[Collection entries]
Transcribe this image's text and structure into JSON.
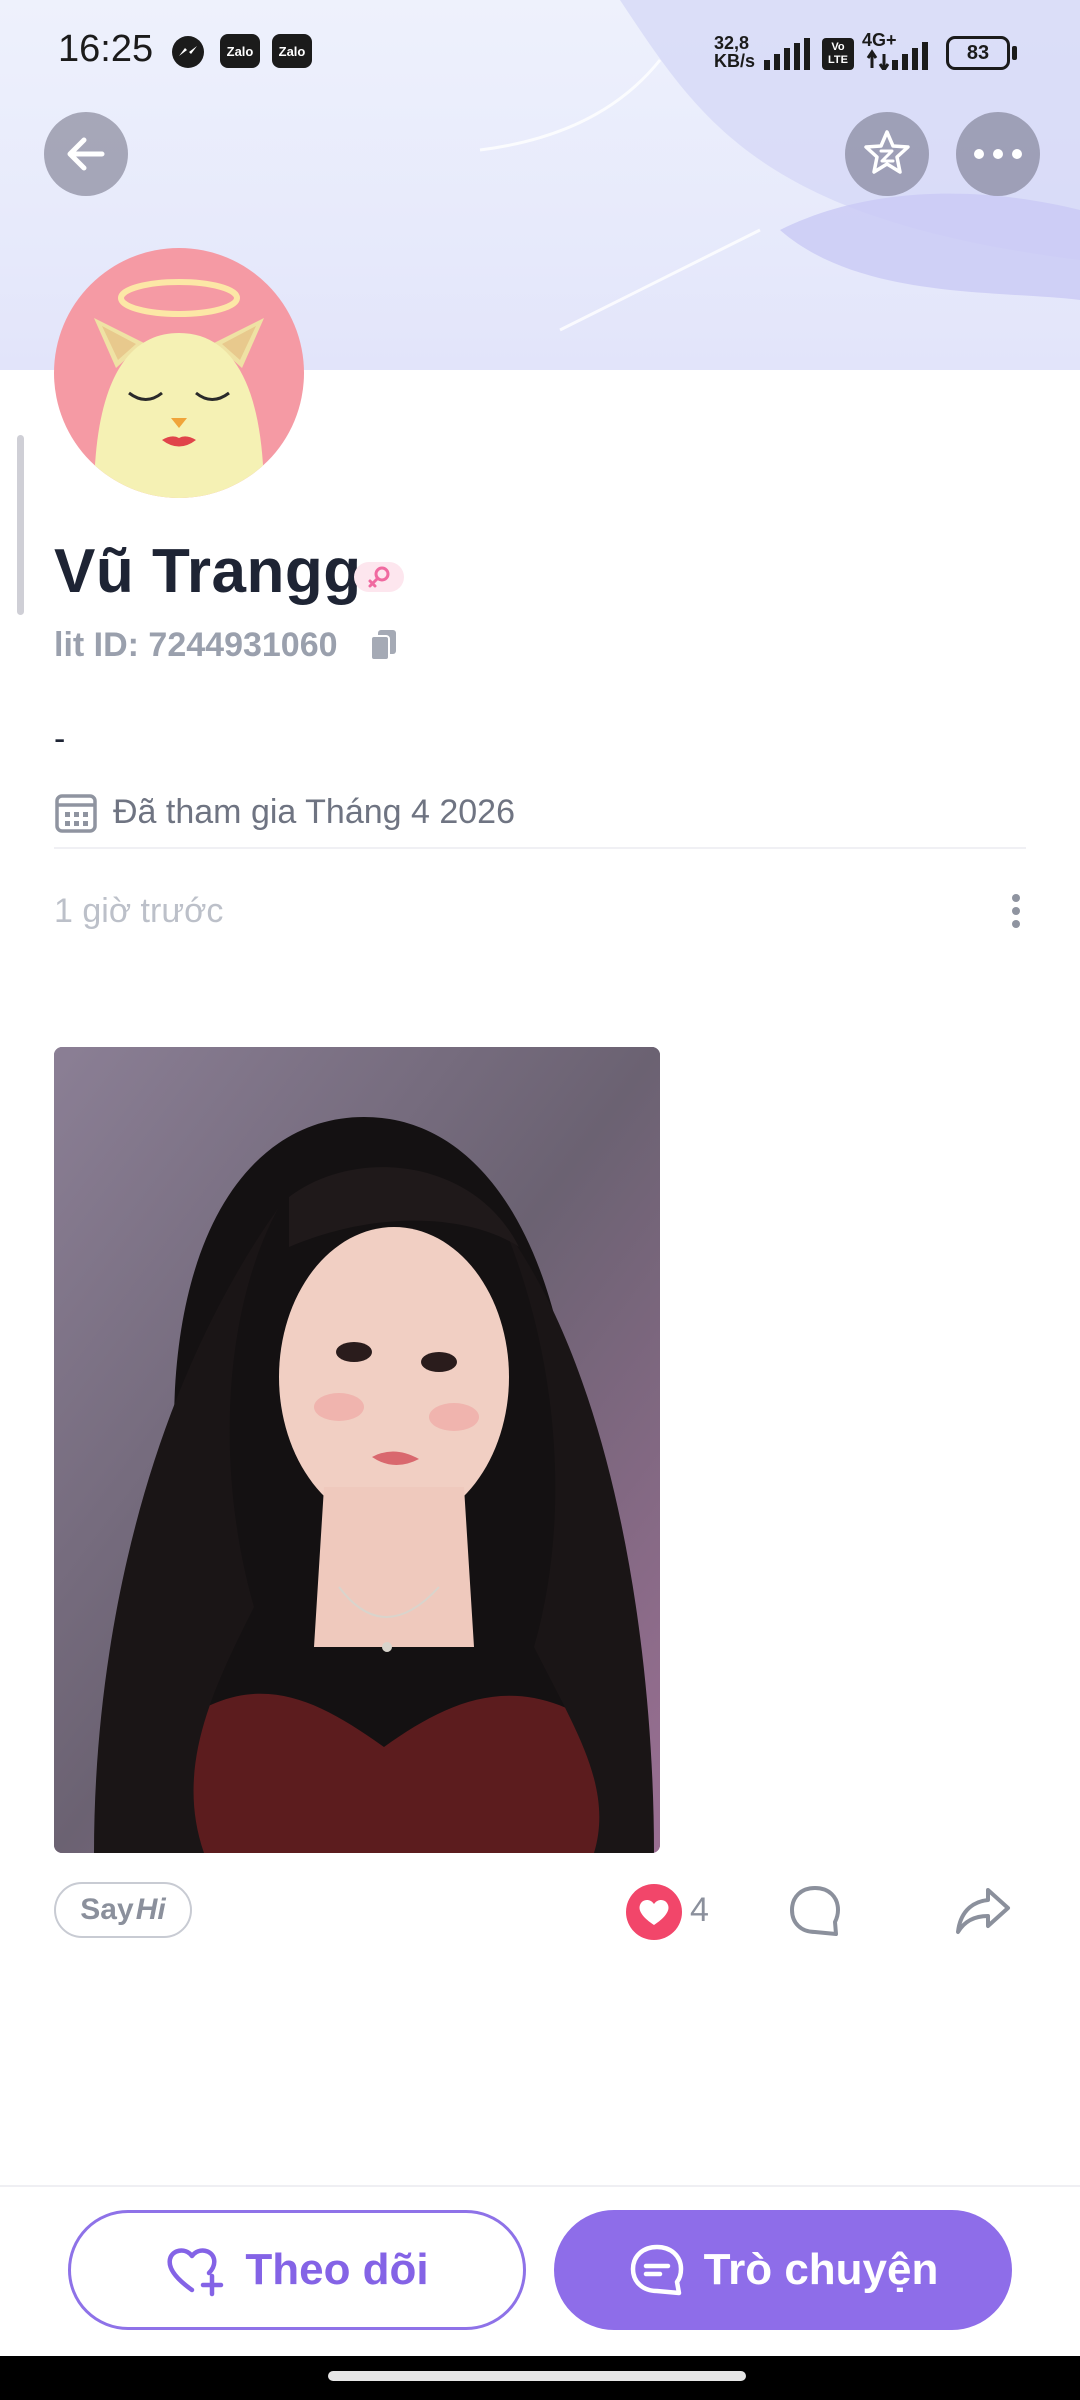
{
  "status_bar": {
    "time": "16:25",
    "net_speed_top": "32,8",
    "net_speed_bottom": "KB/s",
    "volte_top": "Vo",
    "volte_bottom": "LTE",
    "network": "4G+",
    "battery": "83",
    "app_icons": [
      "messenger-icon",
      "zalo-icon",
      "zalo-icon"
    ],
    "zalo_label": "Zalo"
  },
  "header": {
    "back_icon": "arrow-left-icon",
    "favorite_icon": "star-z-icon",
    "more_icon": "more-horizontal-icon"
  },
  "profile": {
    "name": "Vũ Trangg",
    "gender_icon": "female-icon",
    "lit_id": "lit ID: 7244931060",
    "bio": "-",
    "joined": "Đã tham gia Tháng 4 2026"
  },
  "post": {
    "time": "1 giờ trước",
    "say_label": "Say",
    "hi_label": "Hi",
    "like_count": "4"
  },
  "actions": {
    "follow_label": "Theo dõi",
    "chat_label": "Trò chuyện"
  },
  "colors": {
    "accent": "#8e6de9",
    "like": "#f2466a",
    "avatar_bg": "#f59aa4"
  }
}
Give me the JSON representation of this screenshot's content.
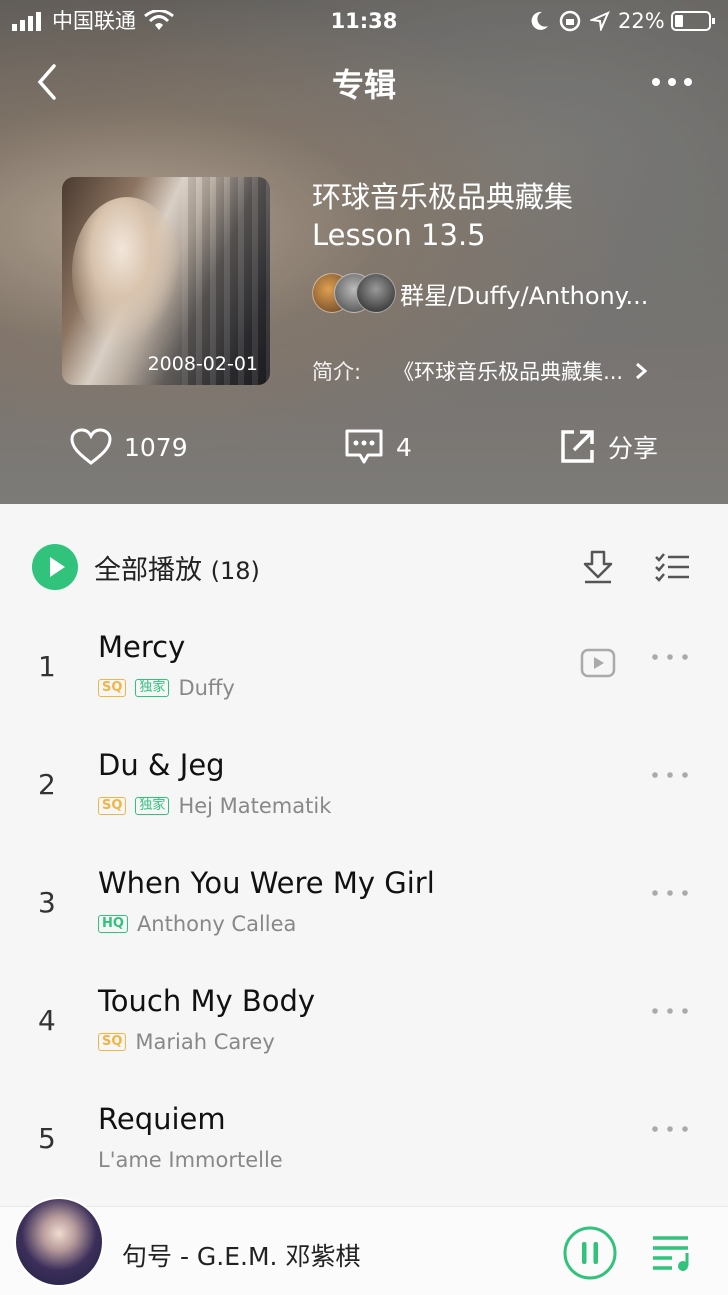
{
  "status_bar": {
    "carrier": "中国联通",
    "time": "11:38",
    "battery": "22%"
  },
  "nav": {
    "title": "专辑"
  },
  "album": {
    "cover_date": "2008-02-01",
    "title_line1": "环球音乐极品典藏集",
    "title_line2": "Lesson 13.5",
    "artists": "群星/Duffy/Anthony...",
    "intro_label": "简介:",
    "intro_text": "《环球音乐极品典藏集..."
  },
  "actions": {
    "likes": "1079",
    "comments": "4",
    "share": "分享"
  },
  "play_all": {
    "label": "全部播放",
    "count": "(18)"
  },
  "tracks": [
    {
      "num": "1",
      "title": "Mercy",
      "quality": "SQ",
      "exclusive": "独家",
      "artist": "Duffy",
      "has_mv": true
    },
    {
      "num": "2",
      "title": "Du & Jeg",
      "quality": "SQ",
      "exclusive": "独家",
      "artist": "Hej Matematik",
      "has_mv": false
    },
    {
      "num": "3",
      "title": "When You Were My Girl",
      "quality": "HQ",
      "exclusive": "",
      "artist": "Anthony Callea",
      "has_mv": false
    },
    {
      "num": "4",
      "title": "Touch My Body",
      "quality": "SQ",
      "exclusive": "",
      "artist": "Mariah Carey",
      "has_mv": false
    },
    {
      "num": "5",
      "title": "Requiem",
      "quality": "",
      "exclusive": "",
      "artist": "L'ame Immortelle",
      "has_mv": false
    }
  ],
  "player": {
    "now_playing": "句号 - G.E.M. 邓紫棋"
  },
  "colors": {
    "accent": "#31c27c",
    "sq": "#f0b544"
  },
  "icons": [
    "back-icon",
    "more-icon",
    "heart-icon",
    "comment-icon",
    "share-icon",
    "play-icon",
    "download-icon",
    "multi-select-icon",
    "mv-icon",
    "pause-icon",
    "playlist-icon",
    "wifi-icon",
    "signal-icon",
    "moon-icon",
    "lock-rotation-icon",
    "location-icon",
    "battery-icon"
  ]
}
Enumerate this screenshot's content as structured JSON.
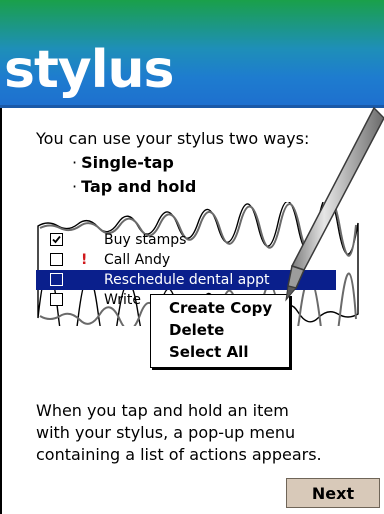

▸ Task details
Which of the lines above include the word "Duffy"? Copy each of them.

▸ Output below
    "artists": "群星/Duffy/Anthony...",
      "artist": "Duffy",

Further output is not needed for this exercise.